The number of foreign residents living in Japan has hit a new record. More than 2.5 million foreigners live in Japan, and the fastest-growing part of that population may surprise you. HPR’s Bill Dorman has more in today’s Asia Minute.
For more than 200 years Japan barred foreigners. No immigration, very limited trade, and definitely no foreign workers.
That policy ended in the 1850’s. About a hundred years later, the government started keeping detailed information on the number of foreign residents in the country.
Last year, that number swelled by 7.5 percent to the highest level since records have been kept—for the third consecutive year.
The biggest number are Chinese—more than 750,000. Second are South Koreans—about 450,000.
The third biggest source of foreigners in Japan is Vietnam—more than 260,000. Ahead of the Philippines and Brazil. And the Vietnamese are the fastest-growing group, up by nearly a third in the past year.
Over the past five years, immigration from Vietnam to Japan has quadrupled.
The Justice Ministry, which tracks the numbers, says most are technical intern trainees or students.
Part of the push: increased investment by Japanese companies into operations in Vietnam.

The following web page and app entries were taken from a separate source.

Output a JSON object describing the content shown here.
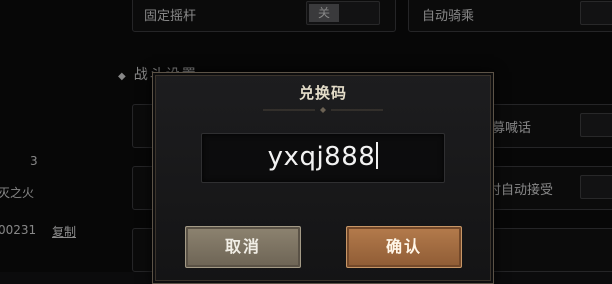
{
  "background": {
    "settings": {
      "fixed_joystick_label": "固定摇杆",
      "fixed_joystick_value": "关",
      "auto_ride_label": "自动骑乘",
      "battle_section_title": "战斗设置",
      "recruit_shout_partial": "募喊话",
      "auto_accept_partial": "时自动接受"
    },
    "left_panel": {
      "count": "3",
      "name_partial": "灭之火",
      "id_partial": "00231",
      "copy_label": "复制"
    }
  },
  "dialog": {
    "title": "兑换码",
    "code_value": "yxqj888",
    "cancel_label": "取消",
    "confirm_label": "确认"
  },
  "colors": {
    "dialog_border": "#5c5347",
    "cancel_button": "#7d7463",
    "confirm_button": "#a46c42"
  }
}
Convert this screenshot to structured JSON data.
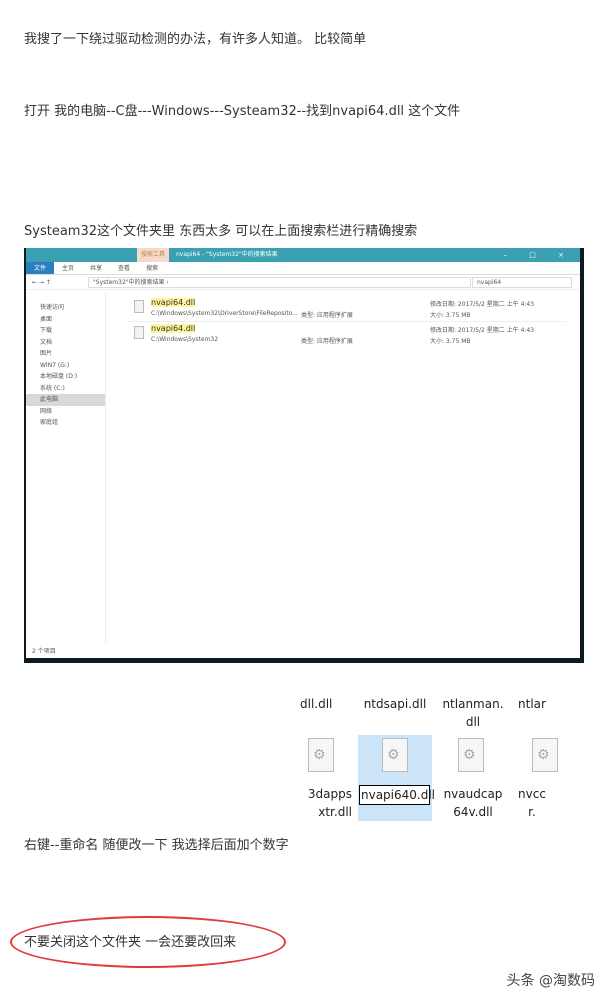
{
  "paragraphs": [
    "我搜了一下绕过驱动检测的办法，有许多人知道。 比较简单",
    "打开 我的电脑--C盘---Windows---Systeam32--找到nvapi64.dll 这个文件",
    "Systeam32这个文件夹里 东西太多 可以在上面搜索栏进行精确搜索",
    "右键--重命名 随便改一下 我选择后面加个数字",
    "不要关闭这个文件夹 一会还要改回来"
  ],
  "explorer": {
    "context_tab": "搜索工具",
    "title": "nvapi64 - \"System32\"中的搜索结果",
    "window_controls": "– □ ×",
    "ribbon": [
      "文件",
      "主页",
      "共享",
      "查看",
      "搜索"
    ],
    "nav_buttons": "← → ↑",
    "address": "\"System32\"中的搜索结果 ›",
    "search_value": "nvapi64",
    "nav": [
      "快速访问",
      "桌面",
      "下载",
      "文档",
      "图片",
      "WIN7 (G:)",
      "本地磁盘 (D:)",
      "系统 (C:)",
      "此电脑",
      "网络",
      "家庭组"
    ],
    "results": [
      {
        "name": "nvapi64.dll",
        "path": "C:\\Windows\\System32\\DriverStore\\FileReposito...",
        "type": "类型: 应用程序扩展",
        "date": "修改日期: 2017/5/2 星期二 上午 4:43",
        "size": "大小: 3.75 MB"
      },
      {
        "name": "nvapi64.dll",
        "path": "C:\\Windows\\System32",
        "type": "类型: 应用程序扩展",
        "date": "修改日期: 2017/5/2 星期二 上午 4:43",
        "size": "大小: 3.75 MB"
      }
    ],
    "status": "2 个项目"
  },
  "rename": {
    "top": [
      "dll.dll",
      "ntdsapi.dll",
      "ntlanman.\ndll",
      "ntlar"
    ],
    "bottom": [
      "3dapps\nxtr.dll",
      "nvaudcap\n64v.dll",
      "nvcc\nr."
    ],
    "editing": "nvapi640.dll"
  },
  "watermark": "头条 @淘数码"
}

Separate government figures show Japan became Vietnam’s largest foreign direct investor last year with companies mostly spending on infrastructure projects—including at least five billion dollars on coal plants.